Kanom Muoi - Thai style starters
This started life, long ago and far away (oops, sorry, that's another
genre!) as two traditional Thai starters - a toast and topper called
kanom paeng mu and an equally traditional Thai version of shrimp
The name of the toast item is interesting: kanom paeng (bread) literally
translates as "expensive cakes" which shows what the Thai's think of
However over the years my wife has developed these canopes, and this is
the current version.
--notes on ingredients
Here in Thailand we can't get Maple syrup, so we use honey. This works
just as well, but we prefer the taste of the maple syrup, so feel free
The only bread available here in Thailand is white bread, but again we
find this tastes best with a stone ground wholewheat bread.
If you want to avoid the moderate chilis suggested, you could use bell
peppers, but frankly we find they taste a bit bitter, and anyway they
are a bit large for canopes!
Finally the quantities here make about two thirds of a cup of each of
the pastes. Say 180 millilitres. At 5 ml to the teaspoon this will do
about 8 toast bites and 8 chilis if they have 2 teaspoons of paste in
each. If you use more paste, it'll do less...
First toast 6 slices of bread. Cut off the crusts and cut the pieces of
bread into four.
If the crusts aren't quite dry, pop them in the oven or a dry skillet,
and warm them until dry, then in a mortar and pestle or food processor,
convert them into bread crumbs.
Prepare half a cup each of cooked crab meat, cooked, chopped pork, and
raw, finely chopped mushrooms.
Prepare a paste consisting of
3 tablespoons fresh grated ginger,
3 tablespoons chopped garlic
3 tabelspoons prik phom (ground red chilis)
3 tablespoons crushed toasted peanuts
3 tablespoons khao koor (ground toasted rice)
saute the ginger and garlic, discarding most of the oil, and combine the
ingredients, adding two medium sized duck eggs to the mixture (or three
smallish hen's eggs).
Divide this micture in three, and combine each portion with one of the
half cups of mushrooms, crab or pork, to form three topping pastes.
put about two teaspoons of paste on each of the toast pieces, and then
take 2 dozen prik chi fa (a chili about finger length and as thick as
your finger, that is the Thai equivalent of a jalapeno - you can use
jalapenos instead if you wish), Cut off the tops of the chilis and
discard the seeds.
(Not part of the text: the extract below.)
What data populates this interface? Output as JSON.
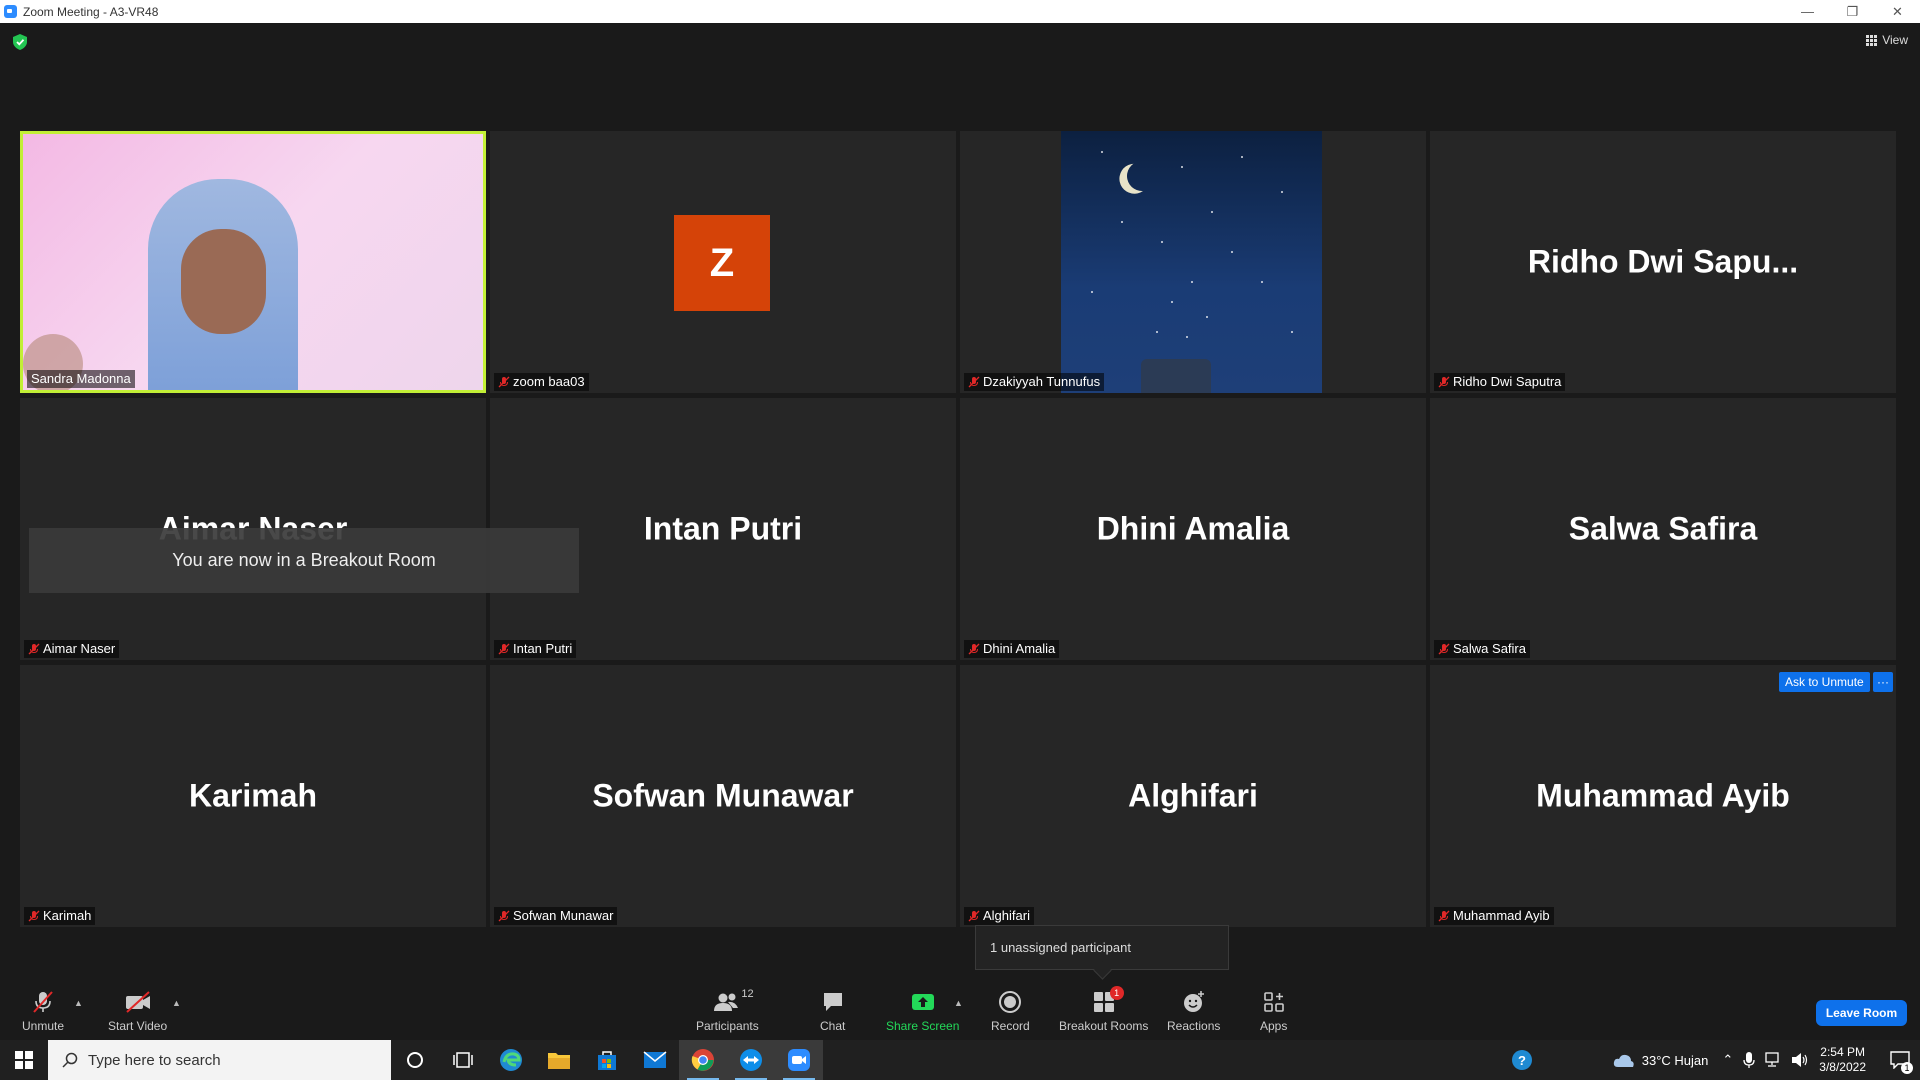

Put about two teaspoons of the paste mixture in each
With a melon-baller prepare 16 balls of melon, 16 balls of mango, and 16
balls of fresh pineapple. [if you are using jalapenos, slice the fruit
and use a sharp knife to cut plugs for the tops of the chilis).
Place a ball of fruit on each piece of toast and secure by piercing it
through with a tooth-pick. Plu each of the chilis with a fruit ball, and
secure by piercing through the sides of the chili and the fruit ball
with another tooth pick.
Prepare another batch of fruit balls, and wash 16 prik ki nu (birdseye
chilis), and pat them dry.
Mix two tablespoons of powdered peanuts, one tablespoon of khao koor,
one tablespoon of prik phom, and a little rice flour (or cornstarch), to
make a dusting powder.
Dip each of the pieces of toast, each of the stuffed chilies, each of
the fruit balls, and each of the birdseye chilis in maple syrup, and
then dredge them in the dusting powder.
prepare a batter by beating an egg yolk, and adding about a cup of ice
cold water to it, then add a cup of sifted plain [all-purpose] flour,
and mix to a thin batter. Add a teaspoon of prik phom and a teaspoon of
freshly groung prik Thai (black pepper).
Dip the canopes in the batter a few at a time, and deep fry until crisp.
Serve on a platter with the dipping sauces used for satay, and some
uncooked fruit balls, and cucumber slices.
Footnote: Thais eat the tempura prik ki nu with considerable gusto, but
farangs should probably be warned that these are almost literally
diabolical! (Of course if you are taking food to a batchelor party you
might omit to warning the groom-to-be! :-)
Special thanks to - Muoi Khuntilanont.